I read with great interest the News & Views article by Schmieder (How should data from SYMPLICITY HTN-3 be interpreted? Nat. Rev. Cardiol. 11, 375–376; 2014).1 Schmieder provided an excellent overview of the randomized, sham-controlled, single-blinded SYMPLICITY HTN-3 trial,2 and provided possible explanations why renal denervation did not lower blood pressure in this cohort of patients.

Schmieder stated that several clinical trials on renal denervation “have uniformly demonstrated significant reductions in both systolic and diastolic blood pressure”.1 However, the studies in which renal denervation failed to lower blood pressure were not cited, including four studies that showed no decrease in office blood pressure after renal denervation.3,4,5,6 An additional seven studies that showed no decrease in 24-h ambulatory blood pressure after renal denervation were also not mentioned.7,8,9,10,11,12,13 Admittedly, patient numbers in these 11 trials were small (n = 6–24), and the majority of clinical studies reported have shown a reduction in blood pressure with renal denervation.
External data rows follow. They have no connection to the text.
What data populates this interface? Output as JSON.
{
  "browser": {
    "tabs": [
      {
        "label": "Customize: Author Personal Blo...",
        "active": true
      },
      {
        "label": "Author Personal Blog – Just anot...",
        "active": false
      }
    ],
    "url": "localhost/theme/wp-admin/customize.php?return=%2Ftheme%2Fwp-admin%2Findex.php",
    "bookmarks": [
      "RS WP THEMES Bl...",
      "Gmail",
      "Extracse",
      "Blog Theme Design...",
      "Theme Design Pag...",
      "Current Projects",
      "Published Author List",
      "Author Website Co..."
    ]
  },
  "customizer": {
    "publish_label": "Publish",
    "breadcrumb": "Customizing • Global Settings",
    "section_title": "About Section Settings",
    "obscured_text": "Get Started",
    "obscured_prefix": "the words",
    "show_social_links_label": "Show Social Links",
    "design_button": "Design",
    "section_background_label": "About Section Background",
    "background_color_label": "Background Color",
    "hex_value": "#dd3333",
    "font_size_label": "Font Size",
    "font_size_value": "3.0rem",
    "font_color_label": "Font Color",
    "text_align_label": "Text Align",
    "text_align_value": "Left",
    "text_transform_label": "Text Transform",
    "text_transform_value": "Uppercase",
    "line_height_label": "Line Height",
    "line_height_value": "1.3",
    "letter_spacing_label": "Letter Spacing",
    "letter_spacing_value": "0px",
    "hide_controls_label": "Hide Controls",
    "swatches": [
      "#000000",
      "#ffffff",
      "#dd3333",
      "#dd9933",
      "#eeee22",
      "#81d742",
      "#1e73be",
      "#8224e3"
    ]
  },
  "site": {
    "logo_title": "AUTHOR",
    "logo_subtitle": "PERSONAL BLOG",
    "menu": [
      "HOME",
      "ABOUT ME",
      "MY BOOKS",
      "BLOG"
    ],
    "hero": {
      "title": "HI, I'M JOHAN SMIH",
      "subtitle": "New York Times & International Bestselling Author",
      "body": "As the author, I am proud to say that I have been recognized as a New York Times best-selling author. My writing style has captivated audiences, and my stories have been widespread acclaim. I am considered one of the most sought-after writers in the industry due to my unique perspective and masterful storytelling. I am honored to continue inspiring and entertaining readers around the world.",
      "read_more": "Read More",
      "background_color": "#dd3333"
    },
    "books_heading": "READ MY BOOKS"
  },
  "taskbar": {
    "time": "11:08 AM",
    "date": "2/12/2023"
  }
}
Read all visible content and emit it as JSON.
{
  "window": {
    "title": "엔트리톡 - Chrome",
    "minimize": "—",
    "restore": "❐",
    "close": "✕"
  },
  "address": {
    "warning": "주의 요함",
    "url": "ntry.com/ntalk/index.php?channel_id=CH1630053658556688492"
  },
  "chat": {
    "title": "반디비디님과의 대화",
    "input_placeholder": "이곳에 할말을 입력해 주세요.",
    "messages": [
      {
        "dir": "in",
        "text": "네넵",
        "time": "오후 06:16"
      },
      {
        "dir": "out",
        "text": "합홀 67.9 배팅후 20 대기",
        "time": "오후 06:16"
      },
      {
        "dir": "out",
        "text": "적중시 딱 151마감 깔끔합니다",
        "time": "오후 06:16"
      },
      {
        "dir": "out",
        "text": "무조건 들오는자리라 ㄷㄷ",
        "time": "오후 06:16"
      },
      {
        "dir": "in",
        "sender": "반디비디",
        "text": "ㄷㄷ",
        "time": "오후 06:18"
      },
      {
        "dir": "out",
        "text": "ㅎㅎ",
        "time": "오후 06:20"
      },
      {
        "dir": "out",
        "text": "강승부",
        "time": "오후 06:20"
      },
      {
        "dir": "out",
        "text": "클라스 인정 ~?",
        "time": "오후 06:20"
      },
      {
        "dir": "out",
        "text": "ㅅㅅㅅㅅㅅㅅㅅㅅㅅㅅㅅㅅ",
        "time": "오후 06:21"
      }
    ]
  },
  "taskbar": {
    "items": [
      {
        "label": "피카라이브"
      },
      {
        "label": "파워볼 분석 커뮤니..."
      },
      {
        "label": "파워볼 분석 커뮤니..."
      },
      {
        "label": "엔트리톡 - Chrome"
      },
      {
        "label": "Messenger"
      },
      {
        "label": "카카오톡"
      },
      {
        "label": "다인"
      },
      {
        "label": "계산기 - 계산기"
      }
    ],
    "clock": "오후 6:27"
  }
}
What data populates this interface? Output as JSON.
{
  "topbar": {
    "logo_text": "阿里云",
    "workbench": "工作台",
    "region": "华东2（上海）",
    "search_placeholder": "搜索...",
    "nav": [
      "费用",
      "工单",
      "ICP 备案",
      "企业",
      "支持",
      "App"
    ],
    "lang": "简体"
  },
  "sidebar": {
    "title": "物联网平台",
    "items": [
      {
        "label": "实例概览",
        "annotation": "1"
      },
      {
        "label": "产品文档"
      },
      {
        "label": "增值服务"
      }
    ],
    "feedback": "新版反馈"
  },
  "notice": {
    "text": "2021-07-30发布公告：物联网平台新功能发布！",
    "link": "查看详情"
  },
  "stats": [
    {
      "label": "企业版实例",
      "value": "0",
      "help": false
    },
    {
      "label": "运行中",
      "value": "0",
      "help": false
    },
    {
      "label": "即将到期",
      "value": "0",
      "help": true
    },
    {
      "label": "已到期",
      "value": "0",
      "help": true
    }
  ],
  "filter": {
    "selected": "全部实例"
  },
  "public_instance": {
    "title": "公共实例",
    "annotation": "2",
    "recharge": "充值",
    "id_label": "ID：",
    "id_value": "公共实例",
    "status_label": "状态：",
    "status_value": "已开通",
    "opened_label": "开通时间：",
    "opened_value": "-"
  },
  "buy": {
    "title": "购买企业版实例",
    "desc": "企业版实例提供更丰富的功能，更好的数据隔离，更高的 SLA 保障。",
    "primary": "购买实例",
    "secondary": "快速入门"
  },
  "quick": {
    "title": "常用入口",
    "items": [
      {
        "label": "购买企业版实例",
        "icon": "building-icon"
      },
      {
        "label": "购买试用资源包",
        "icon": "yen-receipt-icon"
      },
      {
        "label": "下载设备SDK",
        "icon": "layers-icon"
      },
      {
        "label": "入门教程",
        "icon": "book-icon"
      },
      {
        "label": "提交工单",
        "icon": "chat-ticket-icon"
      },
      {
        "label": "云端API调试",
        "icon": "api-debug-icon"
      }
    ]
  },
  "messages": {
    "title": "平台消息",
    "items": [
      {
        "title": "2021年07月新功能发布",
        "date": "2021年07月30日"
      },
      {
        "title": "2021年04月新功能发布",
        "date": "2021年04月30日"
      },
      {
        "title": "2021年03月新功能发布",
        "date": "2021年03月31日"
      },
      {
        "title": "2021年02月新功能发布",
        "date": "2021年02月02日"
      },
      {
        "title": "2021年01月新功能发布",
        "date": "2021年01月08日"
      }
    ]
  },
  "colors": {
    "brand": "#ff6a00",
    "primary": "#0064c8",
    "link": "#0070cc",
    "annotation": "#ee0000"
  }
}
Nevertheless, being aware of these negative findings is important.3,4,5,6,7,8,9,10,11,12,13 For example, Fadl Elmula et al. reported that in six patients with true resistant hypertension, office blood pressure remained unchanged at 1, 3 and 6 months after renal denervation.3 This study was the first to use witnessed intake of medication to exclude patients with poor drug adherence. Drug adherence was not verified in the SYMPLICITY HTN trials.2,14,15

Schmieder offered several explanations for the negative results of the SYMPLICITY HTN-3 trial. One reason suggested was ethnic differences in response to renal denervation. Unlike previous trials, 26.2% of the study population in the SYMPLICITY HTN-3 trial2 were African American. Sub-analyses of ethnicity showed that African-American individuals responded poorly to renal denervation compared with non-African-American individuals, who exhibited “a substantial reduction in mean systolic blood pressure with renal denervation compared with the control group”.1 However, the difference was no longer significant after adjusting for multiple comparisons.16 Schmieder also suggested that the operators of renal denervation in the SYMPLICITY HTN-3 trial lacked experience; however, a previous study demonstrated that renal denervation was ineffective even when performed by very experienced operators.3

The 11 trials cited above,3,4,5,6,7,8,9,10,11,12,13 together with the SYMPLICITY HTN-3 trial,2 clearly demonstrate that renal denervation is not effective for lowering blood pressure in every patient with resistant hypertension, highlighting the need to identify predictors of the blood-pressure response to renal denervation.17 A major limitation of the reported clinical trials on renal denervation is that the baseline sympathetic tone of patients has not been investigated. Renal denervation was designed to lower blood pressure by inhibiting the increased sympathetic tone commonly observed in patients with hypertension and, therefore, might not be effective in patients whose sympathetic tone is not increased.18 Muscle sympathetic nerve activity,19 heart rate variability,20 and blood-pressure response to electrical stimulation of renal arteries21 might be useful parameters to investigate sympathetic tone. In the future, we must investigate whether increased sympathetic tone predicts the blood-pressure response to renal denervation. If so, this marker will help to identify patients who are likely to benefit from this therapy, and avoid possible harm to nonresponders.